“Should I just keep any further news to myself!?”
No one was able to answer. Disappointing Shaia was like disappointing the sky goddess Nut or worse, your mom. It was terrible.
“All right then! Let’s get to work!”
We went to Ptuto for our daily assignments. There was dissent in the air. I got the feeling some didn’t believe Shiah and maybe thought Ptuto’s question was agreed upon before the meeting. Actually, that second part was me. Best not to share that, I don’t even know why I thought it.
I blame the Greeks.
Nothing good happened whenever they were mentioned. My parents had once invited a merchant over for dinner.
He knew a man who knew a man who’d been to Memphis and had seen multiple pictures drawn on large pieces of papyrus of Greeks.
They were always laying down and eating grapes. They were fat too. No surprise there. If you’re just eating grapes all day.
What were grapes anyway? The man called them that, I just pictured whole cooked animals like rats. And laying down!?
Who lays down without sleeping?
I had no reason to believe these pictures weren’t true.
I almost bumped into the man ahead of me when he stopped.
I’m taller than most so I could see why he stopped.
One of Ptuto’s bodyguards drew a dagger and put his massive body in front of him. Ptuto held onto him trembling as they both looked at something in the sand.
Once again, I didn’t get to the fountain quick enough. There were already 6 men in front of me, drinking their morning water.
We got four bowls each.
It was enough at the time but given what we knew was in store for the day, it was never enough.
By first break, we’d all be painfully parched.
I looked at the sky and Ra was going to be ever present today.
The sun God was usually there but at this time of the cycle it was especially hot and dry.
There was constant talk before sleep of the water source and how for all we knew, it was much more plentiful than anyone in power made it out to be.
Ptomeses claimed that it was a mountain of water on an endless flow. Limitless.
But, he hated Ptuto for whatever reason. In his stories, Ptuto was the one hiding the limitless source of water.
I think it was because of his assistant, Shiah. A beautiful woman from the kingdom of Kush.
Ptomeses was obsessed with her. Her dark skin, her wit, her power over Ptuto was irresistible to Him.
He always wanted things he couldn’t get. His father was the same. He had two camels. Milk to sell from the female and a strong procreation possibility from the male mating with her.
It wasn’t enough though. He took his earnings and invested in things like, the sale of imported goods from other shores. More importantly, sailors who talked about imported goods from other shores. Things he’d only heard about in taverns.
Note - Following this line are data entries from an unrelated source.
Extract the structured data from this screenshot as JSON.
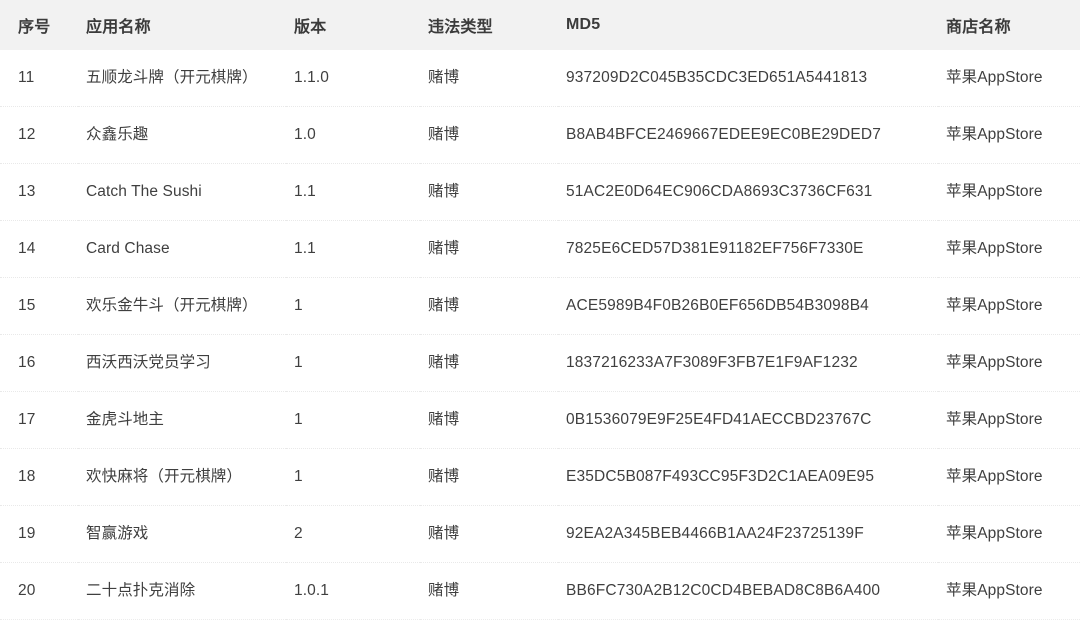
{
  "table": {
    "headers": {
      "index": "序号",
      "app_name": "应用名称",
      "version": "版本",
      "violation_type": "违法类型",
      "md5": "MD5",
      "store_name": "商店名称"
    },
    "rows": [
      {
        "index": "11",
        "app_name": "五顺龙斗牌（开元棋牌）",
        "version": "1.1.0",
        "violation_type": "赌博",
        "md5": "937209D2C045B35CDC3ED651A5441813",
        "store_name": "苹果AppStore"
      },
      {
        "index": "12",
        "app_name": "众鑫乐趣",
        "version": "1.0",
        "violation_type": "赌博",
        "md5": "B8AB4BFCE2469667EDEE9EC0BE29DED7",
        "store_name": "苹果AppStore"
      },
      {
        "index": "13",
        "app_name": "Catch The Sushi",
        "version": "1.1",
        "violation_type": "赌博",
        "md5": "51AC2E0D64EC906CDA8693C3736CF631",
        "store_name": "苹果AppStore"
      },
      {
        "index": "14",
        "app_name": "Card Chase",
        "version": "1.1",
        "violation_type": "赌博",
        "md5": "7825E6CED57D381E91182EF756F7330E",
        "store_name": "苹果AppStore"
      },
      {
        "index": "15",
        "app_name": "欢乐金牛斗（开元棋牌）",
        "version": "1",
        "violation_type": "赌博",
        "md5": "ACE5989B4F0B26B0EF656DB54B3098B4",
        "store_name": "苹果AppStore"
      },
      {
        "index": "16",
        "app_name": "西沃西沃党员学习",
        "version": "1",
        "violation_type": "赌博",
        "md5": "1837216233A7F3089F3FB7E1F9AF1232",
        "store_name": "苹果AppStore"
      },
      {
        "index": "17",
        "app_name": "金虎斗地主",
        "version": "1",
        "violation_type": "赌博",
        "md5": "0B1536079E9F25E4FD41AECCBD23767C",
        "store_name": "苹果AppStore"
      },
      {
        "index": "18",
        "app_name": "欢快麻将（开元棋牌）",
        "version": "1",
        "violation_type": "赌博",
        "md5": "E35DC5B087F493CC95F3D2C1AEA09E95",
        "store_name": "苹果AppStore"
      },
      {
        "index": "19",
        "app_name": "智赢游戏",
        "version": "2",
        "violation_type": "赌博",
        "md5": "92EA2A345BEB4466B1AA24F23725139F",
        "store_name": "苹果AppStore"
      },
      {
        "index": "20",
        "app_name": "二十点扑克消除",
        "version": "1.0.1",
        "violation_type": "赌博",
        "md5": "BB6FC730A2B12C0CD4BEBAD8C8B6A400",
        "store_name": "苹果AppStore"
      }
    ]
  },
  "colors": {
    "header_background": "#f2f2f2",
    "header_text": "#3b3b3b",
    "body_text": "#3f3f3f",
    "divider": "#e9e9e9",
    "page_background": "#ffffff"
  }
}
My parents were different. They were happy with food on the table at least once a day, two if we were lucky.
I finally made my way to the fountain. The water was sweet as I drank it.
I headed over to the breakfast area. It was a handful of figs, a piece of wheat bread and a cup of camels milk.
What a treat!
To be fair, I had just only started working on the site when Ptuto was in charge.
I’d heard that conditions weren’t so good in the recent past.
Shiah clapped her hands.
We all stopped what we were doing and paid close attention.